WHAT TO WORK ON
Each entry is to be reproduced verbatim, and images are to be omitted.
-- DATA RECORDS follows --
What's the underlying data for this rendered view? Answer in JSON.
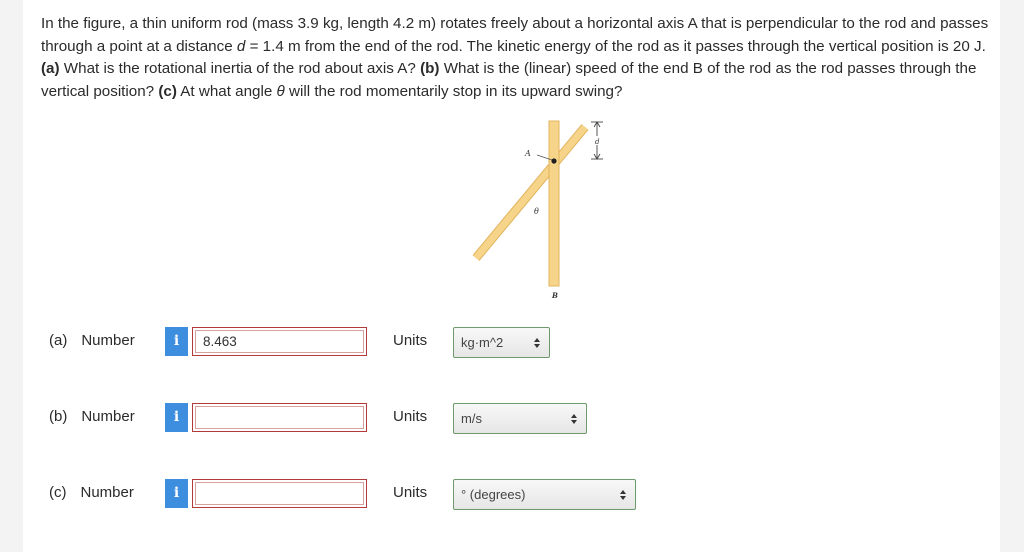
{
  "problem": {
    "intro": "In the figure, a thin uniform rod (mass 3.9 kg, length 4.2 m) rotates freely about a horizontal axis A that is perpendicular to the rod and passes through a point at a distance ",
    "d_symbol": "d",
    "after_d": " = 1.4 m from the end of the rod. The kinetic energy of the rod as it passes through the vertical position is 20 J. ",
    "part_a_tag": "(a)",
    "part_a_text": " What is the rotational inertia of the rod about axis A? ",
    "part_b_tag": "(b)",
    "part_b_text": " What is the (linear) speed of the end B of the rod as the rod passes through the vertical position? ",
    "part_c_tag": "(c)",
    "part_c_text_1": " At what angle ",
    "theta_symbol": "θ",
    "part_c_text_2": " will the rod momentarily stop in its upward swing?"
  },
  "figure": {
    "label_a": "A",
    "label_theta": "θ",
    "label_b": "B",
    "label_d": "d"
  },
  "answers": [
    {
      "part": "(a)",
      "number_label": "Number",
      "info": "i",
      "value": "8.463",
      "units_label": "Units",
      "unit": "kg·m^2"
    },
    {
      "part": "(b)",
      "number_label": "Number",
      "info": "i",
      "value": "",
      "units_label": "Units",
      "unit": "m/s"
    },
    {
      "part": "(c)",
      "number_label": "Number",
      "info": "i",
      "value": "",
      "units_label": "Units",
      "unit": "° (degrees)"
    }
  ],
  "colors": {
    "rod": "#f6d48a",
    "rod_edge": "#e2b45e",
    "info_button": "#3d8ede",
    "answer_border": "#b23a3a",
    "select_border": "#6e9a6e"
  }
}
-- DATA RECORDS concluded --
REPLY
What's the underlying data for this rendered view? Answer in JSON.
{
  "problem": {
    "intro": "In the figure, a thin uniform rod (mass 3.9 kg, length 4.2 m) rotates freely about a horizontal axis A that is perpendicular to the rod and passes through a point at a distance ",
    "d_symbol": "d",
    "after_d": " = 1.4 m from the end of the rod. The kinetic energy of the rod as it passes through the vertical position is 20 J. ",
    "part_a_tag": "(a)",
    "part_a_text": " What is the rotational inertia of the rod about axis A? ",
    "part_b_tag": "(b)",
    "part_b_text": " What is the (linear) speed of the end B of the rod as the rod passes through the vertical position? ",
    "part_c_tag": "(c)",
    "part_c_text_1": " At what angle ",
    "theta_symbol": "θ",
    "part_c_text_2": " will the rod momentarily stop in its upward swing?"
  },
  "figure": {
    "label_a": "A",
    "label_theta": "θ",
    "label_b": "B",
    "label_d": "d"
  },
  "answers": [
    {
      "part": "(a)",
      "number_label": "Number",
      "info": "i",
      "value": "8.463",
      "units_label": "Units",
      "unit": "kg·m^2"
    },
    {
      "part": "(b)",
      "number_label": "Number",
      "info": "i",
      "value": "",
      "units_label": "Units",
      "unit": "m/s"
    },
    {
      "part": "(c)",
      "number_label": "Number",
      "info": "i",
      "value": "",
      "units_label": "Units",
      "unit": "° (degrees)"
    }
  ],
  "colors": {
    "rod": "#f6d48a",
    "rod_edge": "#e2b45e",
    "info_button": "#3d8ede",
    "answer_border": "#b23a3a",
    "select_border": "#6e9a6e"
  }
}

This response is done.